, Volume 103, Issue 4, pp 509–517

Spatial variation in infection by digenetic trematodes in a population of freshwater snails (Potamopyrgus antipodarum)

  • Jukka Jokela
  • Curtis M. Lively
Original Paper

DOI: 10.1007/BF00328690

Cite this article as:
Jokela, J. & Lively, C.M. Oecologia (1995) 103: 509. doi:10.1007/BF00328690


Larval digenetic trematodes commonly castrate their first intermediate hosts, and should therefore impose strong selection on the timing and mode of host reproduction. Here we examine spatial variation in infection by trematodes in the freshwater snail Potamopyrgus antipodarum. Snails were collected at 11 different sites at Lake Alexandrina on the South Island of New Zealand from transects that ran perpendicular to the shore and across several different habitat types (from 0 to 8 m deep). Logistic regression was used to analyze the relationships between the frequency of trematode infection and snail size, habitat type, and transect location. On average, the probability of infection increased 3.3 times with each 1 mm increase in shell length. Prevalence of infection by the most common species of trematode, Microphallus sp., was highest in the shallow-water habitats where its final hosts (waterflow) spend most of their time. Prevalence of infection by another parasite, Telogaster ophistorchis (final host: eels) increased with depth, but because Microphallus was much more common, total infection by all trematodes decreased with depth. The effects of transect location were minor for Telogaster, but there was significant variation in Microphallus prevalence among transects, especially in the shore-bank habitat. Taken together, these results suggest that the risk of infection is spatially variable, but generally higher in shallow-water habitats, which may explain the greater frequency of sexual individuals as well as earlier reproduction among individuals near shore.
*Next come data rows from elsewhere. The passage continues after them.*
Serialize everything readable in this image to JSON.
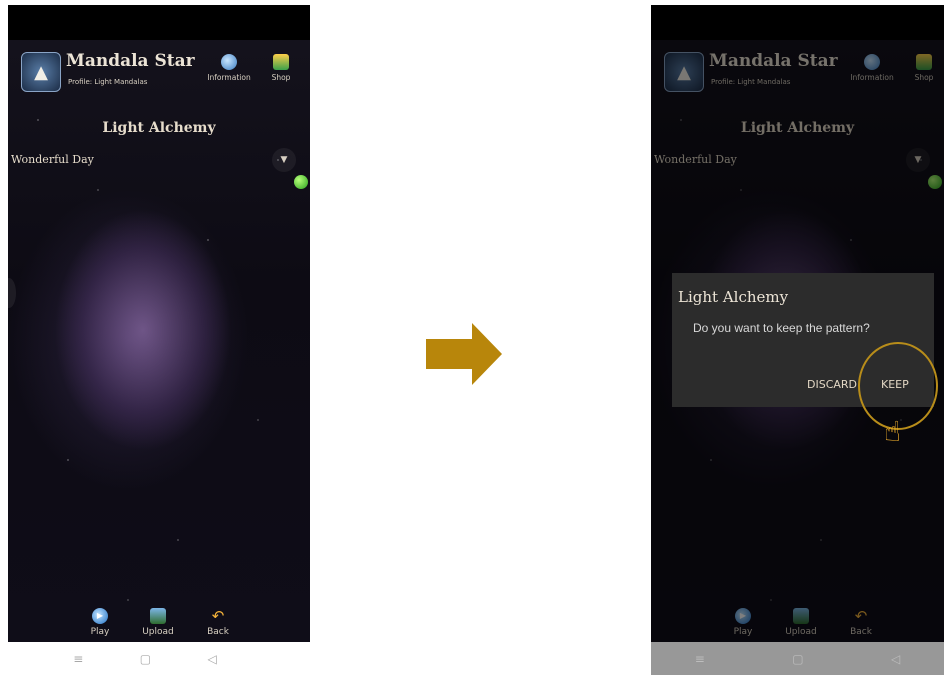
{
  "app": {
    "title": "Mandala Star",
    "profile": "Profile: Light Mandalas",
    "info_label": "Information",
    "shop_label": "Shop"
  },
  "screen": {
    "section_title": "Light Alchemy",
    "dropdown_value": "Wonderful Day",
    "dropdown_icon": "chevron-down-icon",
    "status_color": "#3cc22a"
  },
  "bottom": {
    "play": "Play",
    "upload": "Upload",
    "back": "Back"
  },
  "navbar": {
    "menu_icon": "≡",
    "home_icon": "▢",
    "back_icon": "◁"
  },
  "dialog": {
    "title": "Light Alchemy",
    "message": "Do you want to keep the pattern?",
    "discard": "DISCARD",
    "keep": "KEEP"
  },
  "colors": {
    "arrow": "#b8860b",
    "highlight": "#b88d1a",
    "hand": "#f3b12d"
  }
}
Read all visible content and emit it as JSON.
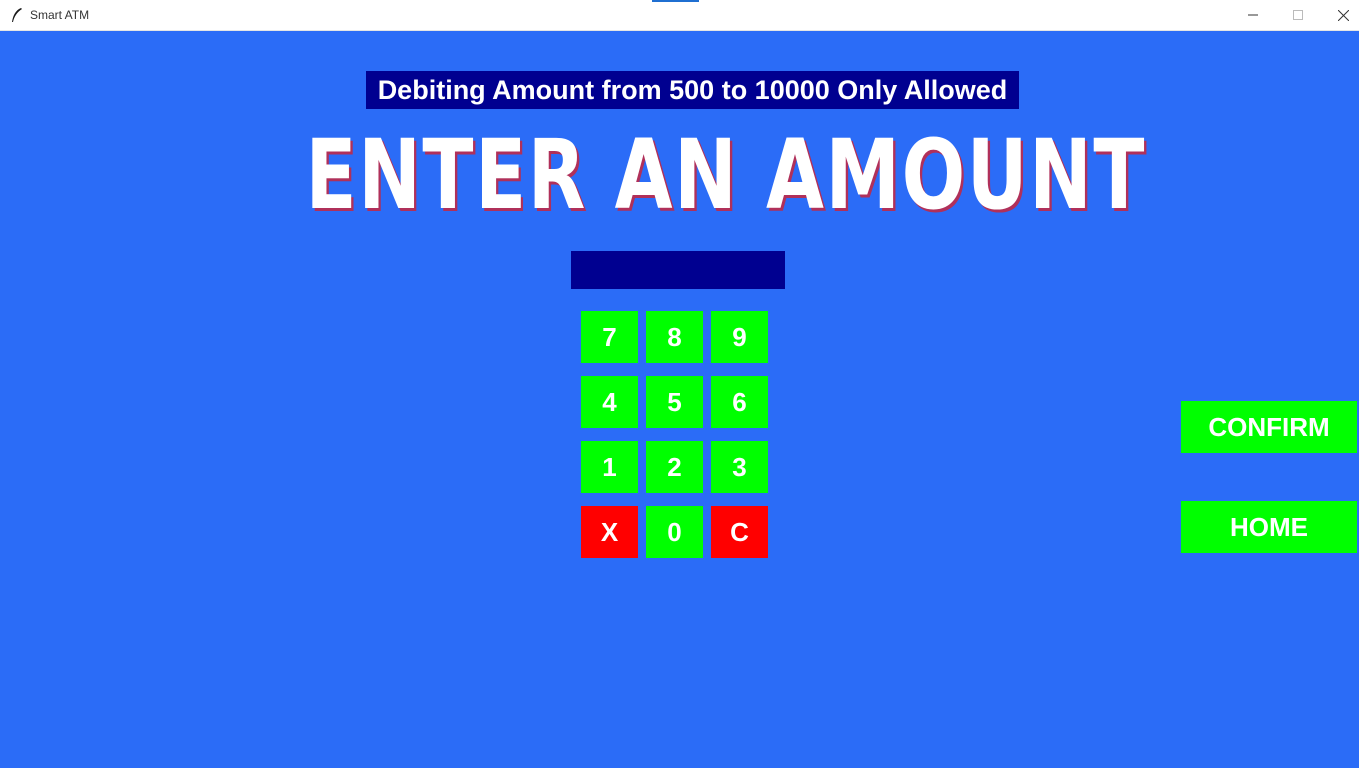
{
  "window": {
    "title": "Smart ATM",
    "icon": "feather-icon",
    "controls": [
      "minimize-icon",
      "maximize-icon",
      "close-icon"
    ]
  },
  "banner": {
    "text": "Debiting Amount from 500 to 10000 Only Allowed"
  },
  "headline": {
    "text": "ENTER AN AMOUNT"
  },
  "amount_input": {
    "value": "",
    "placeholder": ""
  },
  "keypad": {
    "rows": [
      [
        "7",
        "8",
        "9"
      ],
      [
        "4",
        "5",
        "6"
      ],
      [
        "1",
        "2",
        "3"
      ],
      [
        "X",
        "0",
        "C"
      ]
    ]
  },
  "actions": {
    "confirm_label": "CONFIRM",
    "home_label": "HOME"
  },
  "colors": {
    "background": "#2b6cf7",
    "panel": "#000090",
    "key_green": "#00ff00",
    "key_red": "#ff0000",
    "headline_shadow": "#b0305a"
  }
}
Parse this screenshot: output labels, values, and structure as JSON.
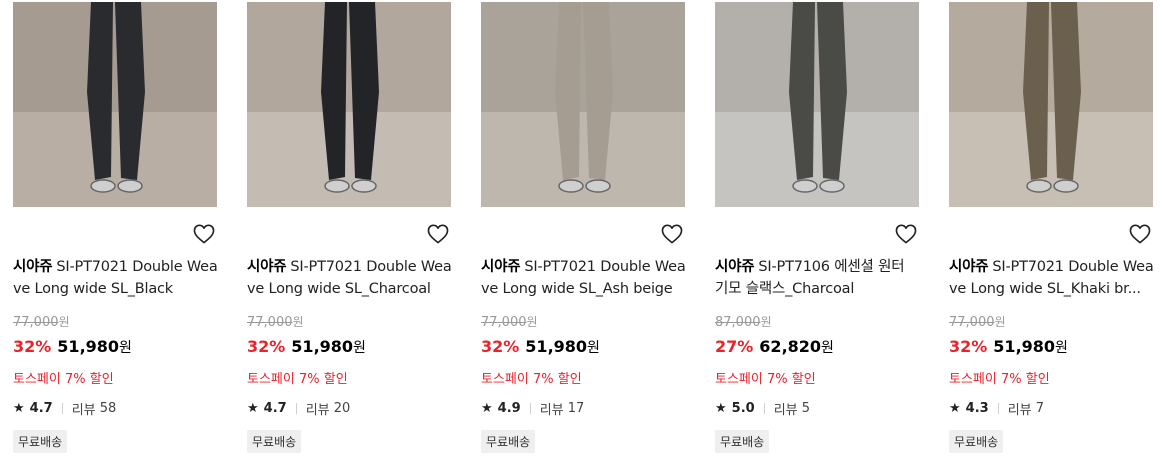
{
  "products": [
    {
      "brand": "시야쥬",
      "name": "SI-PT7021 Double Weave Long wide SL_Black",
      "original_price": "77,000",
      "discount": "32%",
      "price": "51,980",
      "currency": "원",
      "promo": "토스페이 7% 할인",
      "rating": "4.7",
      "review_label": "리뷰",
      "review_count": "58",
      "shipping": "무료배송",
      "pants_color": "#2a2b2e",
      "bg_color": "#b8aea4",
      "wall_color": "#a59b91"
    },
    {
      "brand": "시야쥬",
      "name": "SI-PT7021 Double Weave Long wide SL_Charcoal",
      "original_price": "77,000",
      "discount": "32%",
      "price": "51,980",
      "currency": "원",
      "promo": "토스페이 7% 할인",
      "rating": "4.7",
      "review_label": "리뷰",
      "review_count": "20",
      "shipping": "무료배송",
      "pants_color": "#232428",
      "bg_color": "#c4bbb2",
      "wall_color": "#b1a79d"
    },
    {
      "brand": "시야쥬",
      "name": "SI-PT7021 Double Weave Long wide SL_Ash beige",
      "original_price": "77,000",
      "discount": "32%",
      "price": "51,980",
      "currency": "원",
      "promo": "토스페이 7% 할인",
      "rating": "4.9",
      "review_label": "리뷰",
      "review_count": "17",
      "shipping": "무료배송",
      "pants_color": "#a69d92",
      "bg_color": "#bdb7ae",
      "wall_color": "#a9a39a"
    },
    {
      "brand": "시야쥬",
      "name": "SI-PT7106 에센셜 원터 기모 슬랙스_Charcoal",
      "original_price": "87,000",
      "discount": "27%",
      "price": "62,820",
      "currency": "원",
      "promo": "토스페이 7% 할인",
      "rating": "5.0",
      "review_label": "리뷰",
      "review_count": "5",
      "shipping": "무료배송",
      "pants_color": "#4a4b47",
      "bg_color": "#c6c4c0",
      "wall_color": "#b3b0ab"
    },
    {
      "brand": "시야쥬",
      "name": "SI-PT7021 Double Weave Long wide SL_Khaki br...",
      "original_price": "77,000",
      "discount": "32%",
      "price": "51,980",
      "currency": "원",
      "promo": "토스페이 7% 할인",
      "rating": "4.3",
      "review_label": "리뷰",
      "review_count": "7",
      "shipping": "무료배송",
      "pants_color": "#6b5f4e",
      "bg_color": "#c7bfb4",
      "wall_color": "#b4aa9e"
    }
  ]
}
Key words

Castrating parasitesSpatial variationFreshwater gastropodParasite life cycleHabitat

Copyright information

© Springer-Verlag 1995

Authors and Affiliations

  • Jukka Jokela
    • 1
  • Curtis M. Lively
    • 1
  1. 1.Department of BiologyIndiana UniversityBloomingtonUSA
  2. 2.Laboratory of Ecological ZoologyUniversity of TurkuTurkuFinland